  • Current IHS eligibility guidelines do not require individuals to sign up for Medicaid or to enroll in a Marketplace plan in order to be eligible for IHS direct care.  The eligibility guidelines for contract health services (CHS) do require individuals to sign up for alternate resources if they are eligible for them before contract health service funds can be used.  However, CHS does not require people to pay insurance premiums in order to acquire alternate resources.
  • If a person receives services that are not included in the ten Essential Health Benefits (EHBs), they have to pay cost sharing unless CHS issues an authorization to pay for those services.
  • There is a difference between CHS referrals and CHS authorizations.  CHS referrals are required under the ACA so that Indians enrolled in limited cost sharing plans do not have cost sharing if they go to a provider other than IHS, Indian, Tribal, or Urban Indian facility  (I/T/Us).  This referral should not obligate the CHS program to pay for the services that are provided. Under the ACA, a referral does not have to restricted to people who live in the CHS Delivery Area (CHSDA), and referrals can be provided to Indians who live out of state.  CHS authorizations authorize the provider to bill the CHS program as the last payer.  For authorizations, CHS rules apply and typically may only be used by people who live in the CHSDA and may be limited by the CHS budget  and priority system.
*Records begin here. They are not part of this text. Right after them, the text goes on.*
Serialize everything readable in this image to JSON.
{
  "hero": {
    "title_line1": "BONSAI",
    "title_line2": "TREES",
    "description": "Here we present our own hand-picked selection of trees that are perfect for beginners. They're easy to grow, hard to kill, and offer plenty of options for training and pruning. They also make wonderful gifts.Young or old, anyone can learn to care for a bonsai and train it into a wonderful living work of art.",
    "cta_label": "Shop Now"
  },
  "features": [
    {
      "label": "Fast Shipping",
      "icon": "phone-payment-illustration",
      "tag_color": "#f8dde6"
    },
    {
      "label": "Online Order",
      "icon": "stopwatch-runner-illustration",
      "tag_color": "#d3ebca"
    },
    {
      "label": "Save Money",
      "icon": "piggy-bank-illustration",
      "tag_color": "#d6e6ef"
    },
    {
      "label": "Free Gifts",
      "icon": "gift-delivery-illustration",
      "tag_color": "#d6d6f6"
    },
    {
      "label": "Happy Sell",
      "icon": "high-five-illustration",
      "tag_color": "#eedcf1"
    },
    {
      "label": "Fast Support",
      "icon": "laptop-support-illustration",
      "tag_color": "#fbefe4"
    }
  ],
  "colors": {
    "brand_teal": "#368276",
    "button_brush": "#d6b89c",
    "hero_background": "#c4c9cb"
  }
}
  • If a person is an IHS beneficiary, or eligible to be an IHS beneficiary, they qualify for a hardship exemption to the otherwise applicable tax penalty for not having insurance.  To obtain such exemption, an individual must file an application through the Marketplace.
  • Non-Indian women are eligible for IHS services during pregnancy and post-partum care if the father of the child is Indian.  During the time they are eligible for IHS services, they are also eligible for the IHS-beneficiary hardship exemption.  After the post-partum eligibility period, they must notify the Marketplace that their status has changed and the hardship exemption will end.
  • Other non-Indians eligible for the IHS-beneficiary hardship exemption include children, adopted children and foster children living in a household of an Indian.